House decorum: Bluster and blame
The Democratic Party and the professional left have provoked and demonized O'Brien from the start. Perhaps the best example came during last year's carefully orchestrated public employee protests of right-to-work legislation. In blatant violation of the rules, unionized firefighters shouted from the House gallery during a legislative debate.
It was a great bit of agitprop, for it elicited its intended response: O'Brien cleared the gallery during the duration of the debate so the people's business could proceed undisturbed. The Democrats and public employee unions then crowed that they had been silenced and bullied by the speaker they had tried to silence and bully.
O'Brien, though, is far from blameless. He has contributed to the problem with an attitude that has come across as coldly dismissive of opponents both without and within his own party. And in his aggressive quest to win political battles, he has sometimes lost sight of the bigger picture. Commanding nearly three-quarters of the 400-member House does give one a mandate to pursue one's policies. But it is not wise to use too heavy a hand in doing so.

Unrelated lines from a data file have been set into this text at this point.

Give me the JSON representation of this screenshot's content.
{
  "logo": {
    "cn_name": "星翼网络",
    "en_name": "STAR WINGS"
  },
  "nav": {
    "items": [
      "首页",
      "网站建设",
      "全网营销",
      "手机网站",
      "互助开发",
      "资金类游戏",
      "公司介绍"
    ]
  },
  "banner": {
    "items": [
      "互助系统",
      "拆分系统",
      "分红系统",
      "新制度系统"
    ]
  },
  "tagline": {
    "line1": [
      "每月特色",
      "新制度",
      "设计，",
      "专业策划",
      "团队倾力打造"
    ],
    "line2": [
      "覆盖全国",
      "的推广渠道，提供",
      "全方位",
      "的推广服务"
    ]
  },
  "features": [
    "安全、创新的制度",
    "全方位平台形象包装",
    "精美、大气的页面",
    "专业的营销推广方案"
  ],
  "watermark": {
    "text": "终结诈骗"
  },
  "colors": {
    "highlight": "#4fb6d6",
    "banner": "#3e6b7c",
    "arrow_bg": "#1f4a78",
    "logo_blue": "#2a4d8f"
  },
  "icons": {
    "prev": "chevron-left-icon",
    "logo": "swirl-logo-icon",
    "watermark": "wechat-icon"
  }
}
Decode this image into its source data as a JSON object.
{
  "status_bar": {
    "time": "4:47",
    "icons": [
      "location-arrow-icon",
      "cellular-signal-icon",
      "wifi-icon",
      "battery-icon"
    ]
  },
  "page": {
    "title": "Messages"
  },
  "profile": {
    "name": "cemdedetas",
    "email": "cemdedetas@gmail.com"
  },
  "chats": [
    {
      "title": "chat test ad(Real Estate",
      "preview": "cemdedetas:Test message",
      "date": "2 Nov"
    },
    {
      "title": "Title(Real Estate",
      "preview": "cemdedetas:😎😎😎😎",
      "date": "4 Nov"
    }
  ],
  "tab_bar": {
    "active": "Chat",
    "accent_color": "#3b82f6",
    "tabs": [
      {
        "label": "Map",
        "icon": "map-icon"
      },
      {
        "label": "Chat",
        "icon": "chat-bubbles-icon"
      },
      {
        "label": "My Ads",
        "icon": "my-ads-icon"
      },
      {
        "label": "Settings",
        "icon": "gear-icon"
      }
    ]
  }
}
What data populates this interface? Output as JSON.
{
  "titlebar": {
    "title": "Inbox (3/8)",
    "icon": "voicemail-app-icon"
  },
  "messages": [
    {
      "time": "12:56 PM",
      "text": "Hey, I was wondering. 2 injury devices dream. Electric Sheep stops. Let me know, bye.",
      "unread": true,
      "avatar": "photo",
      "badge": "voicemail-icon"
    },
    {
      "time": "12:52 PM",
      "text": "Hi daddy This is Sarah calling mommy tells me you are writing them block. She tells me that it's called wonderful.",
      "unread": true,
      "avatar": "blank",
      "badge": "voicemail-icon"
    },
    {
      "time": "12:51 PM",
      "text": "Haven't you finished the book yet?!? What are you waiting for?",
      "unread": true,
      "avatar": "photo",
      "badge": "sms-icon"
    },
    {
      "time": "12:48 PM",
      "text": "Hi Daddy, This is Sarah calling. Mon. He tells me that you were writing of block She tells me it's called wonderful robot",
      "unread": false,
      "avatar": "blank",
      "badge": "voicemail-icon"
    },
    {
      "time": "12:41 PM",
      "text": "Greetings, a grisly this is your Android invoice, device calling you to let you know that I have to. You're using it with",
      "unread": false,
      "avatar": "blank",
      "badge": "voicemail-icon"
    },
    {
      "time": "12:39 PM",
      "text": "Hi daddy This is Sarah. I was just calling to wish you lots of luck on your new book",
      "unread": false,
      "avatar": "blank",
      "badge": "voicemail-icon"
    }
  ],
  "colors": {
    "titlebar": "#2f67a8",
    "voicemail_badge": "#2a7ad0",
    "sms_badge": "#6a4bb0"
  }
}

Political rhetoric about civility is mostly noise. Democrats didn't care about bipartisanship when they had the majority, and Republicans don't care about it now. That's how it goes, and that's OK. But as the fourth-grade tours of the State House continue through the end of the school year, let's at least try a little bit to act like we care about getting along.